“Eb,” I snickered, “those two kids were just speaking teen slang.
“Well, whatever the heck it was I didn’t understand it and it ought to be outlawed. This is America and we speak American here.”
“Let me guess, Eb; you must have graduated from high school in… what… the early ’50s?”
“Close enough,” he muttered.
“Okay, what did you call money when you were in high school?”
Eb thought for a few seconds. “Bread, I think.”
“And what did you call it when someone sped off quickly in their car?”
“Burn rubber,” Eb said.
“If you were angry, you were…”
“And a D.A. is not the district attorney, it’s a…”
Eb didn’t hesitate, “A D.A. is a hair style for when we had a lot of hair!”
I could see the light go on in Eb’s head. “I get it,” he said, working up the faintest grin. “They were speaking their own brand of English.”
“That’s right. Every generation does it. So are you still angry?”
“Well,” Eb said, “I wish I had known what they were talking about.”
“Eb, I don’t speak 2017 teen slang but from what I’ve read I think the first girl was warning her sister to stay away from her guy. ‘Bad’ means ‘hot’ and ‘bae’ means ‘babe’ or ‘baby’ or even ‘before anyone else.”

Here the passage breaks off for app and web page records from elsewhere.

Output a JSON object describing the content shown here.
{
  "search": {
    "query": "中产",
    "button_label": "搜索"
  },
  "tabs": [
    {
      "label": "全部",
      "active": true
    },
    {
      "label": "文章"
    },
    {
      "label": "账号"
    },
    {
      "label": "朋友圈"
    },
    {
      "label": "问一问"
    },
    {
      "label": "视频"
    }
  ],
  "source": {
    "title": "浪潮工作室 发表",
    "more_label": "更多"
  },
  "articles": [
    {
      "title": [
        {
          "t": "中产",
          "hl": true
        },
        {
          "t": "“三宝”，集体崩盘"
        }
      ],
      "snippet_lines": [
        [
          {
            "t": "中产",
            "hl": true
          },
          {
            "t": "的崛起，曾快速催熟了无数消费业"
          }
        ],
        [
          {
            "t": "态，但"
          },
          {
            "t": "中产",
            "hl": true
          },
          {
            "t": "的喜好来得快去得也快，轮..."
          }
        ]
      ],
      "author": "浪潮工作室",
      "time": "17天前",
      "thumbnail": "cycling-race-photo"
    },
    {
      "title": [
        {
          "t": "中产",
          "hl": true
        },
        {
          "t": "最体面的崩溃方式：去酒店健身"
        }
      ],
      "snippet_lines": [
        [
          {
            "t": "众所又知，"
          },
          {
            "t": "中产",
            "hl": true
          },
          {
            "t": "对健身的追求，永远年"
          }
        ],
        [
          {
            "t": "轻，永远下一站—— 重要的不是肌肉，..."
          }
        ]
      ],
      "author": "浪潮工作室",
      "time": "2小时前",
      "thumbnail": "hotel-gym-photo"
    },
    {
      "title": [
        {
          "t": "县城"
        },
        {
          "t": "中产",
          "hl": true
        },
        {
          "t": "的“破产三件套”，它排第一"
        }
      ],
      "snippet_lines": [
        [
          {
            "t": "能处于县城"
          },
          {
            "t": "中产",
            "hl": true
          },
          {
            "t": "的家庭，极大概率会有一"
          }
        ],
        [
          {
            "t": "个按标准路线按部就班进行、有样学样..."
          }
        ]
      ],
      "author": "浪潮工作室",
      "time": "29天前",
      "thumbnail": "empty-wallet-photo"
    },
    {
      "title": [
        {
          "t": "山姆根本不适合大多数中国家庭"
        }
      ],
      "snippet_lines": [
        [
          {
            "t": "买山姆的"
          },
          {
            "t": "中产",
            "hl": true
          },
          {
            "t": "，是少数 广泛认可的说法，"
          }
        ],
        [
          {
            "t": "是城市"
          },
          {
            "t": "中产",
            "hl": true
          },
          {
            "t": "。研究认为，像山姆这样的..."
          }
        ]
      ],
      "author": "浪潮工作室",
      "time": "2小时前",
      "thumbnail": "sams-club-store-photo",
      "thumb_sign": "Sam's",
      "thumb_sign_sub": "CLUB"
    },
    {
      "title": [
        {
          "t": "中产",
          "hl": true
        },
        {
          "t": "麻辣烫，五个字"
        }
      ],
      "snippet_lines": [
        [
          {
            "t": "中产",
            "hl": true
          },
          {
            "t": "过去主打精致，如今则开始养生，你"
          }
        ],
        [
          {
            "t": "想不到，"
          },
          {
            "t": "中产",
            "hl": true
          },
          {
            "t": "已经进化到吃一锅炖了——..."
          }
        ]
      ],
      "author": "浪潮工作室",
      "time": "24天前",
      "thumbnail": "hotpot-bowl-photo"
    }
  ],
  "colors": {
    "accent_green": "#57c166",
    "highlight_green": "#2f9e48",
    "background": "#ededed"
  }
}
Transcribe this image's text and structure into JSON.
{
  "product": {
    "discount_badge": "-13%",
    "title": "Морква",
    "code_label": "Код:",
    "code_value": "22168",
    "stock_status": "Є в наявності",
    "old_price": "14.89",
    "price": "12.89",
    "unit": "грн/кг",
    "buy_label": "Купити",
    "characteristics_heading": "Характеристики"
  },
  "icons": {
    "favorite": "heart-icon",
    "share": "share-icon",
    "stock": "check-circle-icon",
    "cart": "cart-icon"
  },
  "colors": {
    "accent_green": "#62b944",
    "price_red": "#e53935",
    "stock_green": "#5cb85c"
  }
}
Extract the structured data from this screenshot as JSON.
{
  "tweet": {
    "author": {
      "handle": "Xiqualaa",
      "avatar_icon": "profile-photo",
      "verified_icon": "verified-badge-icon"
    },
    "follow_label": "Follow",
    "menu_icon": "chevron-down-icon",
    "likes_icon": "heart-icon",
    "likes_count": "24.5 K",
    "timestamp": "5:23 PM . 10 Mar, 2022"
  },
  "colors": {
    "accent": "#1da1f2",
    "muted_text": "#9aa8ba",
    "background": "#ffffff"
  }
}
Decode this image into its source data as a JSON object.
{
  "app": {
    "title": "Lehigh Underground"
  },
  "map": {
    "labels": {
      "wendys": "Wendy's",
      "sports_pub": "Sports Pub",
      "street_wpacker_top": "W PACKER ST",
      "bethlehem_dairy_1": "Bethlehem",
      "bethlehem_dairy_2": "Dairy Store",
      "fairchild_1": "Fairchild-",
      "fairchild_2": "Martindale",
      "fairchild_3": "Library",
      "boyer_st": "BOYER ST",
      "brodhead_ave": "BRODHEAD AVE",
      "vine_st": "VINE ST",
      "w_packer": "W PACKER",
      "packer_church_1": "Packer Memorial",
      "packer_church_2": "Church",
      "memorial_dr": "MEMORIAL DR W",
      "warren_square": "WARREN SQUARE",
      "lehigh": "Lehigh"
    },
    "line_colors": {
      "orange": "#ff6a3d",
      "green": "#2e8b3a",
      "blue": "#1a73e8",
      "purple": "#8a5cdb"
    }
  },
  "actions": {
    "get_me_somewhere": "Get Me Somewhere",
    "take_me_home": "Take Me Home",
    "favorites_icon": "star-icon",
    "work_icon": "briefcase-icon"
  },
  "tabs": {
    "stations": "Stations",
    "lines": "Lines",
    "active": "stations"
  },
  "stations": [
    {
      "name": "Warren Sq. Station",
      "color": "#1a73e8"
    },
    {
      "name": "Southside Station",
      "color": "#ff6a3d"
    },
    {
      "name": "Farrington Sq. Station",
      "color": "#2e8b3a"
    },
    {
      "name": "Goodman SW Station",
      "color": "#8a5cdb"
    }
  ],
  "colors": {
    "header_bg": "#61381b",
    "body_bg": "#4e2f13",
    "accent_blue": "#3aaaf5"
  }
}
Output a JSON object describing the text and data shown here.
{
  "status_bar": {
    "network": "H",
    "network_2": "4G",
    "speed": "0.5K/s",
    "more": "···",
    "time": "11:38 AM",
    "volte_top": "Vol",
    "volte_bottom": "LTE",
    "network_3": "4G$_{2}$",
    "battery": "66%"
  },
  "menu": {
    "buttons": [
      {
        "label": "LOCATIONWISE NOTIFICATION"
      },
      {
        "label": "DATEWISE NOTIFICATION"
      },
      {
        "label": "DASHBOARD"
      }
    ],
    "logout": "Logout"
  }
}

“That’s stupid,” Eb interjected.
“The little sister replied that she has no interest in that ugly trouble-maker, Ethan, and claims she’s not that desperate,” I explained.
Eb looked at me disbelievingly. “Do you speak that language, too?” he asked.
“Of course not,” I replied. “I’ve seen some of it on Facebook and I read a lot. My friends and I had our own language in the ’60s. Something that was really nice or agreeable was ‘groovy’ or ‘salty.’”
An uncharacteristically silly grin spread across Eb’s face.
“What are you thinking?” I asked cautiously.
Eb snickered. “I just remembered a ’50s term: backseat bingo.”
“I’ve heard that phrase before; what does it mean?”
“Necking in the car,” Eb said sheepishly.
“Far out, man!” I kidded.
“What?” Eb asked.